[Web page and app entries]
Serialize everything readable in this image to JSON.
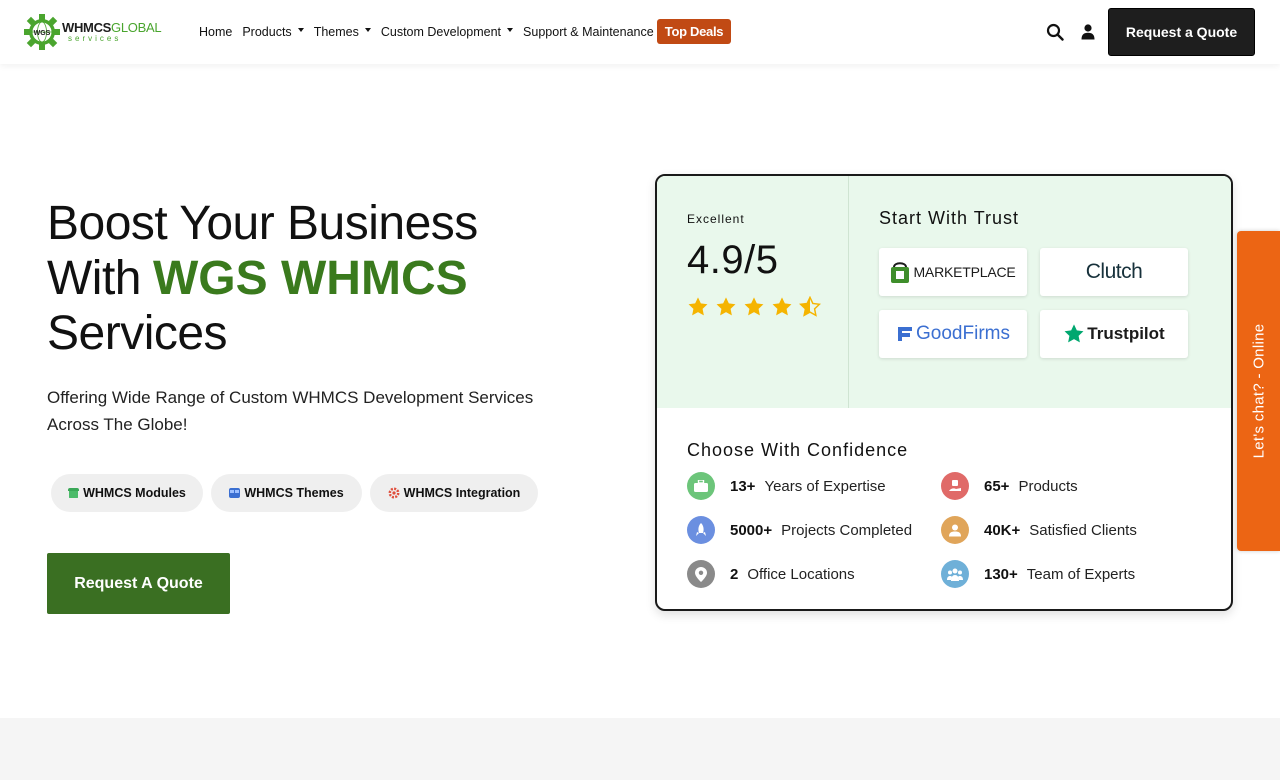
{
  "header": {
    "logo": {
      "brand": "WHMCS",
      "brand_accent": "GLOBAL",
      "tagline": "services",
      "gear_text": "WGS"
    },
    "nav": [
      {
        "label": "Home",
        "has_dropdown": false
      },
      {
        "label": "Products",
        "has_dropdown": true
      },
      {
        "label": "Themes",
        "has_dropdown": true
      },
      {
        "label": "Custom Development",
        "has_dropdown": true
      },
      {
        "label": "Support & Maintenance",
        "has_dropdown": false
      }
    ],
    "deals_label": "Top Deals",
    "quote_label": "Request a Quote",
    "icons": [
      "search-icon",
      "user-icon"
    ]
  },
  "hero": {
    "title_line1": "Boost Your Business",
    "title_line2_prefix": "With",
    "title_line2_accent": "WGS WHMCS",
    "title_line3": "Services",
    "subtitle_line1": "Offering Wide Range of Custom WHMCS Development Services",
    "subtitle_line2": "Across The Globe!",
    "pills": [
      {
        "label": "WHMCS Modules",
        "icon": "module-icon"
      },
      {
        "label": "WHMCS Themes",
        "icon": "theme-icon"
      },
      {
        "label": "WHMCS Integration",
        "icon": "integration-icon"
      }
    ],
    "cta_label": "Request A Quote"
  },
  "trust": {
    "rating_label": "Excellent",
    "rating_value": "4.9/5",
    "rating_stars": 4.9,
    "title": "Start With Trust",
    "badges": [
      {
        "name": "MARKETPLACE",
        "icon": "marketplace-bag-icon"
      },
      {
        "name": "Clutch",
        "icon": "clutch-logo"
      },
      {
        "name": "GoodFirms",
        "icon": "goodfirms-logo"
      },
      {
        "name": "Trustpilot",
        "icon": "trustpilot-star-icon"
      }
    ],
    "confidence_title": "Choose With Confidence",
    "stats": [
      {
        "num": "13+",
        "label": "Years of Expertise",
        "icon": "briefcase-icon",
        "color": "#6cc57a"
      },
      {
        "num": "65+",
        "label": "Products",
        "icon": "hand-product-icon",
        "color": "#e06a68"
      },
      {
        "num": "5000+",
        "label": "Projects Completed",
        "icon": "rocket-icon",
        "color": "#6b8fe0"
      },
      {
        "num": "40K+",
        "label": "Satisfied Clients",
        "icon": "client-icon",
        "color": "#e0a55a"
      },
      {
        "num": "2",
        "label": "Office Locations",
        "icon": "location-pin-icon",
        "color": "#8a8a8a"
      },
      {
        "num": "130+",
        "label": "Team of Experts",
        "icon": "team-icon",
        "color": "#6fb0d8"
      }
    ]
  },
  "chat_tab": {
    "label": "Let's chat? - Online"
  },
  "colors": {
    "accent_green": "#3a7a1d",
    "cta_green": "#3a6f22",
    "deal_orange": "#c14a14",
    "chat_orange": "#ec6514",
    "card_bg": "#e9f8ec"
  }
}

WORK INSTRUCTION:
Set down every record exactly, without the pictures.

RESPONSE:
Serialize everything readable in this image to JSON.
{
  "header": {
    "logo": {
      "brand": "WHMCS",
      "brand_accent": "GLOBAL",
      "tagline": "services",
      "gear_text": "WGS"
    },
    "nav": [
      {
        "label": "Home",
        "has_dropdown": false
      },
      {
        "label": "Products",
        "has_dropdown": true
      },
      {
        "label": "Themes",
        "has_dropdown": true
      },
      {
        "label": "Custom Development",
        "has_dropdown": true
      },
      {
        "label": "Support & Maintenance",
        "has_dropdown": false
      }
    ],
    "deals_label": "Top Deals",
    "quote_label": "Request a Quote",
    "icons": [
      "search-icon",
      "user-icon"
    ]
  },
  "hero": {
    "title_line1": "Boost Your Business",
    "title_line2_prefix": "With",
    "title_line2_accent": "WGS WHMCS",
    "title_line3": "Services",
    "subtitle_line1": "Offering Wide Range of Custom WHMCS Development Services",
    "subtitle_line2": "Across The Globe!",
    "pills": [
      {
        "label": "WHMCS Modules",
        "icon": "module-icon"
      },
      {
        "label": "WHMCS Themes",
        "icon": "theme-icon"
      },
      {
        "label": "WHMCS Integration",
        "icon": "integration-icon"
      }
    ],
    "cta_label": "Request A Quote"
  },
  "trust": {
    "rating_label": "Excellent",
    "rating_value": "4.9/5",
    "rating_stars": 4.9,
    "title": "Start With Trust",
    "badges": [
      {
        "name": "MARKETPLACE",
        "icon": "marketplace-bag-icon"
      },
      {
        "name": "Clutch",
        "icon": "clutch-logo"
      },
      {
        "name": "GoodFirms",
        "icon": "goodfirms-logo"
      },
      {
        "name": "Trustpilot",
        "icon": "trustpilot-star-icon"
      }
    ],
    "confidence_title": "Choose With Confidence",
    "stats": [
      {
        "num": "13+",
        "label": "Years of Expertise",
        "icon": "briefcase-icon",
        "color": "#6cc57a"
      },
      {
        "num": "65+",
        "label": "Products",
        "icon": "hand-product-icon",
        "color": "#e06a68"
      },
      {
        "num": "5000+",
        "label": "Projects Completed",
        "icon": "rocket-icon",
        "color": "#6b8fe0"
      },
      {
        "num": "40K+",
        "label": "Satisfied Clients",
        "icon": "client-icon",
        "color": "#e0a55a"
      },
      {
        "num": "2",
        "label": "Office Locations",
        "icon": "location-pin-icon",
        "color": "#8a8a8a"
      },
      {
        "num": "130+",
        "label": "Team of Experts",
        "icon": "team-icon",
        "color": "#6fb0d8"
      }
    ]
  },
  "chat_tab": {
    "label": "Let's chat? - Online"
  },
  "colors": {
    "accent_green": "#3a7a1d",
    "cta_green": "#3a6f22",
    "deal_orange": "#c14a14",
    "chat_orange": "#ec6514",
    "card_bg": "#e9f8ec"
  }
}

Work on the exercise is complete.